A colonel claims he was forced to leave the Army after he was condemned for stating “men cannot be women”.
Dr Kelvin Wright says a "hellish" investigation was carried out as his “honour was attacked” with a transphobia complaint.
The 54-year-old shared a post on his private Facebook account from Fair Play for Women - a campaign group that works with governing bodies to preserve women’s sport for those born female.
The quote from Helen Joyce, a feminist campaigner, said: “If women cannot stand in a public place and say ‘men cannot be women’, then we do not have women’s rights at all.”
The 54-year-old shared a post on his private Facebook account from Fair Play for Women - a campaign group that works with governing bodies to preserve women’s sport for those born female
A junior officer then warned him that his gender-critical views could go against the Ministry of Defence transgender policies.
The Army’s “LGBT champions” allegedly created a seven-page report about his “substandard behaviour” which Wright was unable to see.
In May, a formal investigation was opened which could have seen him dismissed or censured under the Major Administrative Action process, which would have involved him making a statement.
This month, Wright felt forced to retire six years earlier than planned meaning his Army pension has been cut.
The colonel, who led a team of 60 troops in 306 Hospital Support Regiment alongside working as an NHS intensive care consultant, is being supported by the Free Speech Union, which has appointed an employment barrister to defend him.
“This attack on my honour made my position completely untenable.

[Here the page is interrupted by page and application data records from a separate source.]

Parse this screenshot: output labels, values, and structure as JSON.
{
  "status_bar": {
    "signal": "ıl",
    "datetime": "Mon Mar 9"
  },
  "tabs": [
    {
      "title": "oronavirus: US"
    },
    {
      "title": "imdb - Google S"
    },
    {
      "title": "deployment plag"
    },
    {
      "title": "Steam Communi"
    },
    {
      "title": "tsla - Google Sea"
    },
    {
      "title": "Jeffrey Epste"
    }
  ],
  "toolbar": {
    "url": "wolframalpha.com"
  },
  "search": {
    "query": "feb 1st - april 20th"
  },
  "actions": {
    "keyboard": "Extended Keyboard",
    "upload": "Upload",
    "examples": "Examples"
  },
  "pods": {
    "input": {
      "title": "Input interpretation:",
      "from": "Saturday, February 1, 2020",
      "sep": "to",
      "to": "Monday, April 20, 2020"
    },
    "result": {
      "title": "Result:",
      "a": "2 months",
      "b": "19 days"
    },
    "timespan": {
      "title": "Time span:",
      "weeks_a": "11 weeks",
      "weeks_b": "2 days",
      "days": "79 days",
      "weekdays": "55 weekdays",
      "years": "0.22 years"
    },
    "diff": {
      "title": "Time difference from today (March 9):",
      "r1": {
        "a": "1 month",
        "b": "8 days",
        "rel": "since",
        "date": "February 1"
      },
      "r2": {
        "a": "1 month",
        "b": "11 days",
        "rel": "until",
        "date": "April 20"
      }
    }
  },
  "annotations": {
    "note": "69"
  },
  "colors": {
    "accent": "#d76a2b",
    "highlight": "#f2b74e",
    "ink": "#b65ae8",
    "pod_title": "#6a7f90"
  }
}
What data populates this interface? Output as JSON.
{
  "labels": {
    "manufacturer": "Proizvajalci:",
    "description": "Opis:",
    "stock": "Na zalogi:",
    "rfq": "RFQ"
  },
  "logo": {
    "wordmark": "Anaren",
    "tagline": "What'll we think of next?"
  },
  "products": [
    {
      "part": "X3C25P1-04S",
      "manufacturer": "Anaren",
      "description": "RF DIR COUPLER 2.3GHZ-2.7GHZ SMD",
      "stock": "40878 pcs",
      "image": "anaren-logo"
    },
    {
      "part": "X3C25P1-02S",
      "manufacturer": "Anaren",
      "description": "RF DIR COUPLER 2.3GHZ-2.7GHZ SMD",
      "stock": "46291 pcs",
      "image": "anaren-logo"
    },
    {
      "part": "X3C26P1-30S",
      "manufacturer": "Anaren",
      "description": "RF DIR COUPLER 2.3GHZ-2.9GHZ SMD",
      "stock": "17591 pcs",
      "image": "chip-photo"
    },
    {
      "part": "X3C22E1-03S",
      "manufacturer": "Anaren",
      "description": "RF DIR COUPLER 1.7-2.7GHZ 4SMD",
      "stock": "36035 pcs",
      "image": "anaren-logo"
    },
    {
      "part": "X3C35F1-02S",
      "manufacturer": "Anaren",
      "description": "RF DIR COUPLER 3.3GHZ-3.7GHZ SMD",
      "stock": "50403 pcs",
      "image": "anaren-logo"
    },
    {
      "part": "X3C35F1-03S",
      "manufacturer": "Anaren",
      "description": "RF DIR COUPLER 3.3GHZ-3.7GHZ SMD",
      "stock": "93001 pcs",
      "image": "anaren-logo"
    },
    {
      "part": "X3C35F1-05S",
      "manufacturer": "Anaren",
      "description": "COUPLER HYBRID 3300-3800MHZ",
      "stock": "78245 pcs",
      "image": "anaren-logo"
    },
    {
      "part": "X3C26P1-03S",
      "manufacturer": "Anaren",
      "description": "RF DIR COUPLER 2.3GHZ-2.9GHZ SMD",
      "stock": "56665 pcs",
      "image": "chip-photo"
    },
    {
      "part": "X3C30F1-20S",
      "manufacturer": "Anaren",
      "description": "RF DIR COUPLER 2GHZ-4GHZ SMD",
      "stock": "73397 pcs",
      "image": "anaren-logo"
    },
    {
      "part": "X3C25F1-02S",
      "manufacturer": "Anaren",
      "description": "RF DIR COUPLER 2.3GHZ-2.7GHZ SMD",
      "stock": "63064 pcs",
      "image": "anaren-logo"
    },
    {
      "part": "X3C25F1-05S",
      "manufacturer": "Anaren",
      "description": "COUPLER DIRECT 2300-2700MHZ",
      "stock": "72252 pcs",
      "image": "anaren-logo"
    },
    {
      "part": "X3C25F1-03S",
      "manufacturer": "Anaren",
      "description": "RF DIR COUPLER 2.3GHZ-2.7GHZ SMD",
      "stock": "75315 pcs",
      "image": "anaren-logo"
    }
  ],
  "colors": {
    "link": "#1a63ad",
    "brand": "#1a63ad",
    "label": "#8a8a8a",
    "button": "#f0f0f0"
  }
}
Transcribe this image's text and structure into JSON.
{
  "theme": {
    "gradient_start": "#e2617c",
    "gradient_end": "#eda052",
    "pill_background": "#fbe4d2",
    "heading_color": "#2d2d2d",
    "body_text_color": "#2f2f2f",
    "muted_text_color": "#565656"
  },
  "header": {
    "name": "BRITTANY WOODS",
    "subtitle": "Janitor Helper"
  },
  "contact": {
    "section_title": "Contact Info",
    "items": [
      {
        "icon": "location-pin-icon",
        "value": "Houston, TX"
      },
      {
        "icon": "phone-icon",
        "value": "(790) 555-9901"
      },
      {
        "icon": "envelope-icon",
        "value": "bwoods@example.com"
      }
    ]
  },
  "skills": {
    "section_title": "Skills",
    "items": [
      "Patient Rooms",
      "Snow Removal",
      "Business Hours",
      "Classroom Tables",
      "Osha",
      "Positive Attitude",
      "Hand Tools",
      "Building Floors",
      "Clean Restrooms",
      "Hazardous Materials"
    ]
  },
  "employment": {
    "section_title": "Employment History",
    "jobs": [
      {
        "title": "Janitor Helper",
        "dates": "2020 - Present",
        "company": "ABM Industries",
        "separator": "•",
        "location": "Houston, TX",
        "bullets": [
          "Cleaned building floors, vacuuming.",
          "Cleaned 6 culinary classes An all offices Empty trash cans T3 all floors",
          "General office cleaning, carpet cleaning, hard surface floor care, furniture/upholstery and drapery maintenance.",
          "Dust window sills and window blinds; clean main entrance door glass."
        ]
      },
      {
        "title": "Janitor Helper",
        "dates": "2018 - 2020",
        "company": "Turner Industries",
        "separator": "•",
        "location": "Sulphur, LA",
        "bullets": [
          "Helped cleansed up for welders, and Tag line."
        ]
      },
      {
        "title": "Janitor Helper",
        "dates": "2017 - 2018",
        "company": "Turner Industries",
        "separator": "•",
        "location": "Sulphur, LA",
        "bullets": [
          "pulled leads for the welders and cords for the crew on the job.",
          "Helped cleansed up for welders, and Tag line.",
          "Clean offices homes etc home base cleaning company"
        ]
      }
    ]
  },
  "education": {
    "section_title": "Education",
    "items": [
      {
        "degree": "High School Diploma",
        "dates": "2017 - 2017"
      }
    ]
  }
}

I could no longer remain in an Army which treated its officers with such disrespect," he told The Telegraph.
“What message does it send to women in the Army, that merely for noting the existence of women and women’s rights even a colonel can be placed under investigation? I therefore feel there is no other choice but to make this matter public.
“It makes you wonder who is running the Army: the Chief of the Defence Staff, or Stonewall?”
He said that he is now “taking the gloves off” because “I want my name cleared, my honour cleared”.
Wright added: “This is about freedom of speech and protection of women – there is nothing that ever says I have been anti-trans or anti-LGBT at all... I have never let any of my beliefs interfere with my command.
“As a commanding officer, I annually teach my soldiers about moral courage, doing the right thing and treating others with respect.
"Someone with a bit of moral courage could have said this is absolutely trivial, this should be dismissed early on and we should get on with the business of war-fighting, should it ever happen.”
An Army spokesman said: “We are aware of a post shared by a service person to their own personal social media account which may have caused offence. We are not prepared to comment further as this is an ongoing internal matter.”